Payoff Plenty of treks are insanely gorgeous (see page 66), but few hikes offer such world-class scenery combined with the feeling of off-the-map exploration—yet can be done without quitting your job. What does ultimate remoteness look like? On the Dientes Circuit (below), it’s sharp-edged, weather-lashed, and totally deserted. It’s closer to Antarctica than to an American Embassy. For the first time in a quarter-century of backpacking, I felt like I’d experienced a place that very few people have—or will—see. —M. Lanza

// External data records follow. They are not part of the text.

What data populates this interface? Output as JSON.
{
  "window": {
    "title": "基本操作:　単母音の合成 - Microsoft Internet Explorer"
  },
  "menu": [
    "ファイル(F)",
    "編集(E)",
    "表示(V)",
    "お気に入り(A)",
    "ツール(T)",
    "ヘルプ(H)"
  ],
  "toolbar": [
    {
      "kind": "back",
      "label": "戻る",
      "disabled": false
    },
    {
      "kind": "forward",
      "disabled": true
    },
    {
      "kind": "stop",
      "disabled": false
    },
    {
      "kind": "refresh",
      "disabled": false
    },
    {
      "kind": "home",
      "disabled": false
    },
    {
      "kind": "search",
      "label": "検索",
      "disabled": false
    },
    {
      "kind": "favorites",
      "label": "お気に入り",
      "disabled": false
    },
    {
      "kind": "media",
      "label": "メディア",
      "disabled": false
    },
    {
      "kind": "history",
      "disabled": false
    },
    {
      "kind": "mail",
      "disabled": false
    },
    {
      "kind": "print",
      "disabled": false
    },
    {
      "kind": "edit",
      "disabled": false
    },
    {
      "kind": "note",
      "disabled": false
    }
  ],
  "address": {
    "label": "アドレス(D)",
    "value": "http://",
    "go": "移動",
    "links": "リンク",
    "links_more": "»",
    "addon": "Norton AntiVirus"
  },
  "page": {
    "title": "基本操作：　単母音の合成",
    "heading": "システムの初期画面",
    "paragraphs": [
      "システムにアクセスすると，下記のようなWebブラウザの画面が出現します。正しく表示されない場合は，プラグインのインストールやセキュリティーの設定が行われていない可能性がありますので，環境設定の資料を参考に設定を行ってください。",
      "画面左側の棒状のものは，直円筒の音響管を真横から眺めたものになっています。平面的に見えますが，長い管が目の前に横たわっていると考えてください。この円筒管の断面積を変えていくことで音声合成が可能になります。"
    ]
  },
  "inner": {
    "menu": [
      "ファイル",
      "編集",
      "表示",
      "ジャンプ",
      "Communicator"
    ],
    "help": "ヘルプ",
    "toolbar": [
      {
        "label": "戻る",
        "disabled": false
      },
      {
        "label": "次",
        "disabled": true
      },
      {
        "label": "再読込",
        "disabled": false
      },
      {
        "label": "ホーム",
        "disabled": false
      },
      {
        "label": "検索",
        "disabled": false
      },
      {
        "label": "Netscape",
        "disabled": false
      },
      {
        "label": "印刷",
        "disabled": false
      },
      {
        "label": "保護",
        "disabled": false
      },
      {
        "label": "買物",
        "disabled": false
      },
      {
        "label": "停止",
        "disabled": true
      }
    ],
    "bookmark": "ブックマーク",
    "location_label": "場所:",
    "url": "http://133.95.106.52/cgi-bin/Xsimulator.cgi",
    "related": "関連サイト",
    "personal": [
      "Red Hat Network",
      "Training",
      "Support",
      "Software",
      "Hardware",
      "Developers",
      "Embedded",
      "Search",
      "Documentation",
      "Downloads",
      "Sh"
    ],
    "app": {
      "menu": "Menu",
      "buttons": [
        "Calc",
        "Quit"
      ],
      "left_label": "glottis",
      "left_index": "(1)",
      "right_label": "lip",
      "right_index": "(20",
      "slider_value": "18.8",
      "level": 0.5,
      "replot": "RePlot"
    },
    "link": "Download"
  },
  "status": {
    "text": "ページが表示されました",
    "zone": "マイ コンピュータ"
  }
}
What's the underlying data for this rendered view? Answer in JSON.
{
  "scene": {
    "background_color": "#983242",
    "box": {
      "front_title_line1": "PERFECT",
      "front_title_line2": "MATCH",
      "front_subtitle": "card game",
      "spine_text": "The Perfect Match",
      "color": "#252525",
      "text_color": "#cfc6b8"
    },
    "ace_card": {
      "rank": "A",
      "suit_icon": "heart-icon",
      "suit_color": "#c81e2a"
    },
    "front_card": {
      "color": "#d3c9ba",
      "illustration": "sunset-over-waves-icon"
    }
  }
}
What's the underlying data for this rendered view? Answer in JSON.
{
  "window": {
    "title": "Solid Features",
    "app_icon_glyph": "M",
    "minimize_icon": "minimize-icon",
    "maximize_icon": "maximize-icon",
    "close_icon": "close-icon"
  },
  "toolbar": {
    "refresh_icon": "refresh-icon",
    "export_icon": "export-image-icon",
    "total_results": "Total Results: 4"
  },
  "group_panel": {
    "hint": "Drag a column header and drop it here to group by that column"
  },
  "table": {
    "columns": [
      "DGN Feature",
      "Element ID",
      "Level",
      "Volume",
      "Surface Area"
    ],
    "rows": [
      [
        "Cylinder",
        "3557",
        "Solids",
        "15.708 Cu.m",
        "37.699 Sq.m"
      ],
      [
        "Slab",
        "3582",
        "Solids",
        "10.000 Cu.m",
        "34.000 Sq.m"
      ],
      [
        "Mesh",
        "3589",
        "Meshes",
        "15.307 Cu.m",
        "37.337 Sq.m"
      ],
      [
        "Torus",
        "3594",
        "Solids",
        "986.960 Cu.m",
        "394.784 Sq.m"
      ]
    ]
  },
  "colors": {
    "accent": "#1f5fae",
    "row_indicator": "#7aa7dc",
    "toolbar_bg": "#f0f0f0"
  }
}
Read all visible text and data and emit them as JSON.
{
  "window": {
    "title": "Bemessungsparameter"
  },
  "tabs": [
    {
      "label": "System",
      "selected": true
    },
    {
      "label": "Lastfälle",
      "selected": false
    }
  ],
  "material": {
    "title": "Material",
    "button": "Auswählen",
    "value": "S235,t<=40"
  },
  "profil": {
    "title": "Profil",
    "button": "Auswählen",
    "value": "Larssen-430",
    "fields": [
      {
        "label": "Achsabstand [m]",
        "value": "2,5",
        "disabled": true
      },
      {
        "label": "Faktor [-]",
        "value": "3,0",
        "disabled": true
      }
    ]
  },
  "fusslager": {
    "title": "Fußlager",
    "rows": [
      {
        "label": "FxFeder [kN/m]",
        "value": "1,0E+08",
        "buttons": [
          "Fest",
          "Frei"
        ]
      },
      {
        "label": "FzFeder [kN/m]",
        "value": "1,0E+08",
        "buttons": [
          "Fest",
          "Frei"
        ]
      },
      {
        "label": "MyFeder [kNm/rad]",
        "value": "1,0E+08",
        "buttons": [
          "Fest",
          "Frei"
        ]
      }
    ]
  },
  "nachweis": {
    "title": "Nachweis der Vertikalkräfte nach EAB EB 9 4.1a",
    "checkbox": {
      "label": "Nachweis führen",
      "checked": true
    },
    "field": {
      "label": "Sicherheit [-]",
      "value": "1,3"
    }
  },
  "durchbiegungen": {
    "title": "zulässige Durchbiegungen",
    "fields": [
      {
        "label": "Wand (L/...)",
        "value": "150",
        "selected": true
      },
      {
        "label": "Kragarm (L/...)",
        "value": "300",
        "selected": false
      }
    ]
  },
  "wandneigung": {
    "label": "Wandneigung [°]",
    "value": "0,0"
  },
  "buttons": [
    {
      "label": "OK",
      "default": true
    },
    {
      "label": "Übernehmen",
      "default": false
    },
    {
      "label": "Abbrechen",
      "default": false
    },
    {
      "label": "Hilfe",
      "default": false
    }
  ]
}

Do it Trek Patagonia’s Dientes Circuit. Just stepping off the 20-seater plane in Puerto Williams, Chile, a town of 2,000 at the tip of South America, feels, well, like the end of the Earth. Then you walk from the dirt streets into the Dientes de Navarino (Teeth of Navarino), and enter a windswept wilderness where help is far, far away. The roughly 35-mile, five-day route loops through peaks that thrust incisors of rock more than 3,000 feet high just a few miles from the sea. After good trail at the outset, the world’s southernmost trek fades to cross-country hiking through alpine tundra and lake-studded valleys. On a clear day, from 2,838-foot Paso de los Dientes, you’ll see Cape Horn. The best campsites are next to the following lakes: Del Salto, Escondida, Martillo, and Rocallosa.